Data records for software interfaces
::::::::::

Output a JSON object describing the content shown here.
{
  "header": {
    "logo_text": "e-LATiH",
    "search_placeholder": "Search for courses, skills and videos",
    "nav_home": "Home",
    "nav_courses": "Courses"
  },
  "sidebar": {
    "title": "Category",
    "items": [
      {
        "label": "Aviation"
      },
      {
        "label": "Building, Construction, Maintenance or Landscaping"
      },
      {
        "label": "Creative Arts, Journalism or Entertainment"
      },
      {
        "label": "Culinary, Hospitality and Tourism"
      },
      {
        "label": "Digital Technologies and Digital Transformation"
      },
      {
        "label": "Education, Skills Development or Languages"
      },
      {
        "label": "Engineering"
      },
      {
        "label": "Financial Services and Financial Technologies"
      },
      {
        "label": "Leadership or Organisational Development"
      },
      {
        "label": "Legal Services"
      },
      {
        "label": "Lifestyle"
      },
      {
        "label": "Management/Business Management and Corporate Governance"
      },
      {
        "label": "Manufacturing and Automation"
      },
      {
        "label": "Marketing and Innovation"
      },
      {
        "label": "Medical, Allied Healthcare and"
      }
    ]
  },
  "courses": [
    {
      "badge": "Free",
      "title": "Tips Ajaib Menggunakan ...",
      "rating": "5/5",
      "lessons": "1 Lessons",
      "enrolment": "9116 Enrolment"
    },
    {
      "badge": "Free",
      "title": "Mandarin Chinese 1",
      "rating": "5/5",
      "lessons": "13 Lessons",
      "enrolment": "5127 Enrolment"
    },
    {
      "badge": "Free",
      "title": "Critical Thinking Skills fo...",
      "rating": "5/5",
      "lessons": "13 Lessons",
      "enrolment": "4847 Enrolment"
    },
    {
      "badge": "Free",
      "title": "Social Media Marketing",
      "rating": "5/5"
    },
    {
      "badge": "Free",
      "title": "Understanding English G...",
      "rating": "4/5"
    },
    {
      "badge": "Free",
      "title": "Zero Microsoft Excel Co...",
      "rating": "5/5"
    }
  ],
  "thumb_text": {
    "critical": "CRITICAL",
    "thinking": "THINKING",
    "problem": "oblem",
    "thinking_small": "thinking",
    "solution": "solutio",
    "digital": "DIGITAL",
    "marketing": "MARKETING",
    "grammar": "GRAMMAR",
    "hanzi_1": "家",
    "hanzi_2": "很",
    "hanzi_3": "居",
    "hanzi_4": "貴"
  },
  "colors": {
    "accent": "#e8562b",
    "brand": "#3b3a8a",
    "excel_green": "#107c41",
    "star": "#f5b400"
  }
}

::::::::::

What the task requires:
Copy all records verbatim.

Solution:
Output a JSON object describing the content shown here.
{
  "header": {
    "logo_text": "e-LATiH",
    "search_placeholder": "Search for courses, skills and videos",
    "nav_home": "Home",
    "nav_courses": "Courses"
  },
  "sidebar": {
    "title": "Category",
    "items": [
      {
        "label": "Aviation"
      },
      {
        "label": "Building, Construction, Maintenance or Landscaping"
      },
      {
        "label": "Creative Arts, Journalism or Entertainment"
      },
      {
        "label": "Culinary, Hospitality and Tourism"
      },
      {
        "label": "Digital Technologies and Digital Transformation"
      },
      {
        "label": "Education, Skills Development or Languages"
      },
      {
        "label": "Engineering"
      },
      {
        "label": "Financial Services and Financial Technologies"
      },
      {
        "label": "Leadership or Organisational Development"
      },
      {
        "label": "Legal Services"
      },
      {
        "label": "Lifestyle"
      },
      {
        "label": "Management/Business Management and Corporate Governance"
      },
      {
        "label": "Manufacturing and Automation"
      },
      {
        "label": "Marketing and Innovation"
      },
      {
        "label": "Medical, Allied Healthcare and"
      }
    ]
  },
  "courses": [
    {
      "badge": "Free",
      "title": "Tips Ajaib Menggunakan ...",
      "rating": "5/5",
      "lessons": "1 Lessons",
      "enrolment": "9116 Enrolment"
    },
    {
      "badge": "Free",
      "title": "Mandarin Chinese 1",
      "rating": "5/5",
      "lessons": "13 Lessons",
      "enrolment": "5127 Enrolment"
    },
    {
      "badge": "Free",
      "title": "Critical Thinking Skills fo...",
      "rating": "5/5",
      "lessons": "13 Lessons",
      "enrolment": "4847 Enrolment"
    },
    {
      "badge": "Free",
      "title": "Social Media Marketing",
      "rating": "5/5"
    },
    {
      "badge": "Free",
      "title": "Understanding English G...",
      "rating": "4/5"
    },
    {
      "badge": "Free",
      "title": "Zero Microsoft Excel Co...",
      "rating": "5/5"
    }
  ],
  "thumb_text": {
    "critical": "CRITICAL",
    "thinking": "THINKING",
    "problem": "oblem",
    "thinking_small": "thinking",
    "solution": "solutio",
    "digital": "DIGITAL",
    "marketing": "MARKETING",
    "grammar": "GRAMMAR",
    "hanzi_1": "家",
    "hanzi_2": "很",
    "hanzi_3": "居",
    "hanzi_4": "貴"
  },
  "colors": {
    "accent": "#e8562b",
    "brand": "#3b3a8a",
    "excel_green": "#107c41",
    "star": "#f5b400"
  }
}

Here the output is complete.